Of all the activity centers at the BRiTE facility, said program co-founder Oscar Lopez, perhaps the most important is the kitchen, where the participants frequently gather to socialize.

“They enjoy being together. We call it the ‘kitchen effect’” said Lopez, a professor of neurology and director of Pitt’s Alzheimer’s Disease Research Center.

Lopez said that the research behind BRITE has demonstrated that for people with mild dementia, participation in the program can allow them to remain cognitively stable for approximately 18 months.

“That is huge,” he said. “You would expect some sort of decline from one year to the next, but for our population, that is not happening.”

Lopez has been collaborating with experts at the Fundacio ACE Barcelona Alzheimer Treatment and Research Center since 1998. This center is focused on programs to stimulate cognitive, behavioral and physical well-being.

BRiTE innovation team: Beth Skidmore, Oscar Lopez (pictured here), & James Becker.

The other founders of BRITE include Elizabeth Skidmore, associate dean of research at the School of Health and Rehabilitation Sciences and professor and chair in the Department of Occupational Therapy, and James Becker, professor of psychiatry whose research is in memory disorders.

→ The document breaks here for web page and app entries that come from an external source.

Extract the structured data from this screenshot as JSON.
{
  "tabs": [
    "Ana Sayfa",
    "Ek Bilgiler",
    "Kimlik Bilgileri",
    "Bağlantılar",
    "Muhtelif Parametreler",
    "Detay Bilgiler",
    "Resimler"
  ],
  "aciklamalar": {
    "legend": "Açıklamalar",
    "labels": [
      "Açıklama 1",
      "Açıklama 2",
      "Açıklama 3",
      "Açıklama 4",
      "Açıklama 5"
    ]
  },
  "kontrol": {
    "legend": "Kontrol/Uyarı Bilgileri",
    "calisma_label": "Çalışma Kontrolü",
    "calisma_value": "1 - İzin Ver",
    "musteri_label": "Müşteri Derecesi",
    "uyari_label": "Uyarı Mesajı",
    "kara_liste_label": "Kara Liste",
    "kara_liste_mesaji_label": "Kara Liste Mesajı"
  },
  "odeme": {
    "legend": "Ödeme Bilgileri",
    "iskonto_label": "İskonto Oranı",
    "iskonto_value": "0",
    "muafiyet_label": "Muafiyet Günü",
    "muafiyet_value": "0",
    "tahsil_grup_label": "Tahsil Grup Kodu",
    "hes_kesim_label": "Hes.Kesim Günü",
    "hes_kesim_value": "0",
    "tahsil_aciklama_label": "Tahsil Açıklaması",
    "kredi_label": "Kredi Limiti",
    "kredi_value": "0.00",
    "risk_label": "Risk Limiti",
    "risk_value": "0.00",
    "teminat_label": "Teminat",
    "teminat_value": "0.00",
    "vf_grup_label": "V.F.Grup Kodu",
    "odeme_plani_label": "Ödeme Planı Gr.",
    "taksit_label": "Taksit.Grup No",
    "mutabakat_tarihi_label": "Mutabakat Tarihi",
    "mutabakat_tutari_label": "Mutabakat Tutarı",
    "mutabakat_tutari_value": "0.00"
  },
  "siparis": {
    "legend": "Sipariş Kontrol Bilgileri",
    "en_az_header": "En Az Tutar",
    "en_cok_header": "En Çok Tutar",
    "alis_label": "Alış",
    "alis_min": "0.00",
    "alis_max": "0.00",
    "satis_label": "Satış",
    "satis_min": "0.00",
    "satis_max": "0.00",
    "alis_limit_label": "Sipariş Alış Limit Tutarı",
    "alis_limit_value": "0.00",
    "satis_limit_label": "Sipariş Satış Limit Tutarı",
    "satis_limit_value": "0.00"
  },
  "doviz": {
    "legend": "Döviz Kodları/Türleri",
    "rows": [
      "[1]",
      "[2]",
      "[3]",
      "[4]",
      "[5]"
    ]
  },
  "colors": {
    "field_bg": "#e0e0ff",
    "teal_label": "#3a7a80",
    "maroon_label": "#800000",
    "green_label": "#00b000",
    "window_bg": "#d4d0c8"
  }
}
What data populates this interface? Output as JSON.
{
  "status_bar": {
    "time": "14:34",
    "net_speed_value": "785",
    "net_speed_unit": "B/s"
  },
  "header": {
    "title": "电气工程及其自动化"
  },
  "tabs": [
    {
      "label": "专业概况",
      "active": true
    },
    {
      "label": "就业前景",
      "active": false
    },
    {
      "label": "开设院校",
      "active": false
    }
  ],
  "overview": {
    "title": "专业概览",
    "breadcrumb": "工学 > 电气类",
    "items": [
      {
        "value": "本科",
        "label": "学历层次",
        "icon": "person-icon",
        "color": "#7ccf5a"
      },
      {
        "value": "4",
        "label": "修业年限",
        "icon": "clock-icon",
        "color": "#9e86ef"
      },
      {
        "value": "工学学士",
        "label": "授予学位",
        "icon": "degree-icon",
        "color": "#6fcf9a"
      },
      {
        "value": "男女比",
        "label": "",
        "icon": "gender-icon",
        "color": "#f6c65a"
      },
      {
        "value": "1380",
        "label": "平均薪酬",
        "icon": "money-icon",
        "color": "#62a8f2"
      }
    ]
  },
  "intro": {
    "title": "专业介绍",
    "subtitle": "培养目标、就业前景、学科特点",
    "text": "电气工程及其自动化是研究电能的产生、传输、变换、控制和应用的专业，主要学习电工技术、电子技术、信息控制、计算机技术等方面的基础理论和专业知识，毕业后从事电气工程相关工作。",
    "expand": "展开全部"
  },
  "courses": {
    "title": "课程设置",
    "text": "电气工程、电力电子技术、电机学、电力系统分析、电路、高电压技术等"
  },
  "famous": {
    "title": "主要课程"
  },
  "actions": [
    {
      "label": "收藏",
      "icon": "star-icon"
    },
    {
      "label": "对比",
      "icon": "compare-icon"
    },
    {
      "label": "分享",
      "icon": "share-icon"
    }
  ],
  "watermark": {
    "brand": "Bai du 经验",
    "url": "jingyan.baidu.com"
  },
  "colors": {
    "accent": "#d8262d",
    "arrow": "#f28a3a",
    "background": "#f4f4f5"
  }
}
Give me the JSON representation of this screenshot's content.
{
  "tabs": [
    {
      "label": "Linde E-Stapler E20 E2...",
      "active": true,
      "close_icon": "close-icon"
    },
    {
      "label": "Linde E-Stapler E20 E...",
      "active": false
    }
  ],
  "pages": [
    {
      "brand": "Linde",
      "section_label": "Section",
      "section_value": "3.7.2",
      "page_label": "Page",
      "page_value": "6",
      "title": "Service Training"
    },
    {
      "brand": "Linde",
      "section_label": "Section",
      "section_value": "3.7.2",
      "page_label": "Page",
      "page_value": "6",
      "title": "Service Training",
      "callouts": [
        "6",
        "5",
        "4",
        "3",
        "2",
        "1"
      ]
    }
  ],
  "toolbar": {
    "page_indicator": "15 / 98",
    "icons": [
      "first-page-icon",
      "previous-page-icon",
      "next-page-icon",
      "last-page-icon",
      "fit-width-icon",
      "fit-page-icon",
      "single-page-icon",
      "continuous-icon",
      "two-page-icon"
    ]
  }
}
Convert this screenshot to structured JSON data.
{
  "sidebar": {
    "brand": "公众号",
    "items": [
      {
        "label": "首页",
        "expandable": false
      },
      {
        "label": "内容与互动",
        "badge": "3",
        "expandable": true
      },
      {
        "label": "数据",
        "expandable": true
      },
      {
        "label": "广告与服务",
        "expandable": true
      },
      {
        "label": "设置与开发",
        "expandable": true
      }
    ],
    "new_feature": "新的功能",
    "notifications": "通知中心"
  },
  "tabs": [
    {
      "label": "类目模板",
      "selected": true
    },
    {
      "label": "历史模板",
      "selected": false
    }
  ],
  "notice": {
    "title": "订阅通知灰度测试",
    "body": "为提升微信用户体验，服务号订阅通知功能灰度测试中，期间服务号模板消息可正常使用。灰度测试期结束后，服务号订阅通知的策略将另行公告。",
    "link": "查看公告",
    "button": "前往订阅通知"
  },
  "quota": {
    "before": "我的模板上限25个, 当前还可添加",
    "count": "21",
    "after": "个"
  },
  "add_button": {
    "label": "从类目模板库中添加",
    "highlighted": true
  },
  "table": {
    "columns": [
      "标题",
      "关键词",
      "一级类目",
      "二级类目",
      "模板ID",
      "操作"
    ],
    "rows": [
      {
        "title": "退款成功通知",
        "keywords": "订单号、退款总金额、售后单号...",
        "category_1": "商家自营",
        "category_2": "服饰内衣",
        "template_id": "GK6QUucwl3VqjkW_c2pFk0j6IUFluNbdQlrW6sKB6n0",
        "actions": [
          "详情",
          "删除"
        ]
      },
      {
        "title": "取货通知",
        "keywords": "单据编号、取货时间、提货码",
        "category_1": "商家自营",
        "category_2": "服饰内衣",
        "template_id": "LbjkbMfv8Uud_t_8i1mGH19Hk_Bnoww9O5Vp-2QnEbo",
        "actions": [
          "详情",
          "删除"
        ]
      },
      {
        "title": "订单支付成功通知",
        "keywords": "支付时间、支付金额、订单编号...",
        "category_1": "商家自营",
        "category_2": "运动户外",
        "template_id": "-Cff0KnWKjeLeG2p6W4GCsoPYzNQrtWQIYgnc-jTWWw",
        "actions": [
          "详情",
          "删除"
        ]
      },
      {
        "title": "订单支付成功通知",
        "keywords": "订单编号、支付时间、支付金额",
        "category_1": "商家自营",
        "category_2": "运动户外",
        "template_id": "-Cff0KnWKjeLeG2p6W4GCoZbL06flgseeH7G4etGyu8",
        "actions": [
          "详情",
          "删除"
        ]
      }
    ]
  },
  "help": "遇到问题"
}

Skidmore’s contribution was to “operationalize” the research done by Lopez and Becker by designing the program’s content and structure.

She then hired and trained staff to ensure the program’s independence and sustainability.

“Of the many programs that I have contributed to, the BRiTE program is the one that people are most excited about,” she said.

BRiTE consists of a series of physical fitness classes, like yoga & coordination and balance, and mental activities under the supervision of skilled therapists. Participants come three days a week to engage in a series of physical and mental activities under the guidance of trained instructors.

When the BRiTE team began exploring how they could expand the program’s reach, they connected with Jessica Sinclair, a consultant at the Institute for Entrepreneurial Excellence, part of the Innovation Institute serving the region’s small business community.

Sinclair helped them conduct a market analysis to determine what other services were already in existence, and from there helped them craft an initial business model and a plan to scale it up through partnerships.

“The impact they have is phenomenal. They are changing people’s lives,” Sinclair said. “Oscar, Jim and Beth are researchers first who are interested in measuring the outputs of the program and making sure what they are offering is real. Their goal is to be able to do this for all people,” she said.

Providing such personalized care comes with a cost. The program is not covered by insurance, but it does offer need-based financial assistance.

Next, the team received assistance from the Idea Foundry startup accelerator, which, in addition to life science and technology companies, also focuses its attention on nonprofits and social enterprise companies.

Lopez said that while rates have increased, its foundation support has allowed it to offer financial aid to keep the program affordable for those with more modest means. It has received support through Grifols International, a biotech company based in Spain.

The current facility has a capacity of about 60 people, who come there about three days per week.

Lopez said the next step is to identify an initial licensee to open a second clinic location, preferably somewhere in the Pittsburgh area, in 2020.

“I would like to have this (original) location as the flagship where we continue to refine the program and provide training (to new licensees),” he said.

He said the nonprofit intends to be rigorous in its inspection and quality control for newly licensed centers. In addition to growing in the Pittsburgh area and beyond in the U.S., Lopez said there is interest in bringing the program to parts of Latin America as well, potentially beginning in Argentina.

For more information about BRiTE, call (412) 383-6010.